Glioblastoma (GBM) is the most common and aggressive primary brain tumor. The histological hallmarks of GBM are pseudopalisading necrosis and microvascular proliferation. Both hallmarks result from tumor-driven angiogenesis, driving the formation of irregular, dysfunctional blood vessels. Our preliminary data indicates that PDGFB-driven murine GBM displays tortuous, leaky blood vessels. Moreover, these tumors contain high levels of tumor-associated macrophages (TAMs), cells that are known to be involved in angiogenesis and metastasis. We also demonstrate that TAMs upregulate and produce high levels of the IL-1 family of cytokines as well as the pro-angiogenic factors VEGFA and various MMPs. Literature suggests that the IL-1 family of cytokines are implicated in cancer-related angiogenesis as well as tumor growth. This has not been investigated in the context of GBM, however.
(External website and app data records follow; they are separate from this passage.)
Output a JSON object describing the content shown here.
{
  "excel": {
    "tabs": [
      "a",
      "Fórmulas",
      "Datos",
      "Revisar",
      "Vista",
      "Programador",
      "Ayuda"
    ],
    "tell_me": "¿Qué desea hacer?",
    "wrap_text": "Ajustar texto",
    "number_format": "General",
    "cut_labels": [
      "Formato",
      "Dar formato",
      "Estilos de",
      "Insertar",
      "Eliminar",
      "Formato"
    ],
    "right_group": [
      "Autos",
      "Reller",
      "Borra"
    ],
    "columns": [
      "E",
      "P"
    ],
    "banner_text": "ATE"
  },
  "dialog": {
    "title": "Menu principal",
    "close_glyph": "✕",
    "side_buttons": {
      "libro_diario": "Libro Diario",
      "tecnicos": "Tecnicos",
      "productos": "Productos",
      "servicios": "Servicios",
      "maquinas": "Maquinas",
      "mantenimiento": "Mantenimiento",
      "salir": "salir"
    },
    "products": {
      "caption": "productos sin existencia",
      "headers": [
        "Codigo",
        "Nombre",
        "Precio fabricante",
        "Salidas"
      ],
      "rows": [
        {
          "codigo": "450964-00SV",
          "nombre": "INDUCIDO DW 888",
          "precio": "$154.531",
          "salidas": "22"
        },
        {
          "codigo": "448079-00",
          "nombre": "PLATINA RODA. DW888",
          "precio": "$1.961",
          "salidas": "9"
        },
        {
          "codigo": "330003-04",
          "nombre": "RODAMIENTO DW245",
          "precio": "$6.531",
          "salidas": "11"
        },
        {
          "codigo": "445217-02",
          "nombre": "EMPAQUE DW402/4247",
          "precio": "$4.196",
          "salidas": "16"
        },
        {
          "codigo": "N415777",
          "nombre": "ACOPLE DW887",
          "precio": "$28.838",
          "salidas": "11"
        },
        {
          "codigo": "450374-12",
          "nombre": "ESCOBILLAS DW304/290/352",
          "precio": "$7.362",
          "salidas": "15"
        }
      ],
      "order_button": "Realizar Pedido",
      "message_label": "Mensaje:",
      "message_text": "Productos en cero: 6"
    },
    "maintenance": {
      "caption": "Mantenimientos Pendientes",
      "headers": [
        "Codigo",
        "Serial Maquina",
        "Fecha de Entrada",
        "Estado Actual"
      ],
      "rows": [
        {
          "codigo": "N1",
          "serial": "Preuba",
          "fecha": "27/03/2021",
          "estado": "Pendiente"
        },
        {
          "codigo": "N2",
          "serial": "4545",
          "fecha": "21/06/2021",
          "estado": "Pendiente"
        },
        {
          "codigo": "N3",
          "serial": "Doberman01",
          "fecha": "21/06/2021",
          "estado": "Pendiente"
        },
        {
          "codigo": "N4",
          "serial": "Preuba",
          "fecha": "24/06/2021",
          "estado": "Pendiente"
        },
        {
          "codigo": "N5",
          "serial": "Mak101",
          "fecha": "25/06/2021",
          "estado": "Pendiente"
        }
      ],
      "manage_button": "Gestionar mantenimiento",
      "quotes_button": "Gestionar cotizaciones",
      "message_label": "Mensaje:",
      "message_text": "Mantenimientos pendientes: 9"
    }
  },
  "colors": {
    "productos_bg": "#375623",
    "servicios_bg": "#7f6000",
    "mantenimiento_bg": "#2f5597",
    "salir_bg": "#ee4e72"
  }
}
Therefore, this project aims to dissect the role that IL-1 signaling plays in angiogenesis in PDGFB-driven tumors. In vitro experiments will uncover the gene expression changes in primary murine macrophages following stimulation with the IL-1 cytokines IL-1? and IL-1?, with a focus on VEGFA and MMPs. This analysis will be performed utilizing RNA-sequencing, qRT-PCR, and ELISA. Moreover, these experiments will investigate the effects of IL-1 stimulation on the growth of glioma stem cells using flow cytometry-based cell cycle analysis. In vivo experiments will use the RCAS/tv-a system to generate PDGFB-driven murine GBM. Genetic ablation of both the ligands IL-1? and IL-1? as well as the receptor IL- 1R1 will determine the role of these IL-1 cytokines in PDGFB-driven GBM angiogenesis and growth. Pharmacological blockade of the IL-1R1 will assess inhibition of IL-1 signaling as a novel therapy for GBM. The in vivo experiments will utilize immunohistochemistry, a functional blood vessel integrity assay, MRI, RNA- sequencing, qRT-PCR, and flow cytometry. These experiments will solidify the role of IL-1? and IL-1? signaling in angiogenesis related to PDGFB-driven GBM and lay the groundwork for inhibition of IL-1 signaling as a novel therapy for GBM.
Glioblastoma is the most common and aggressive primary brain tumor and is universally fatal. Tumors are characterized by large, irregular blood vessels that promote tumor growth. We propose to reduce formation of these blood vessels in a novel fashion by targeting an inflammatory signaling pathway, thereby reducing tumor progression.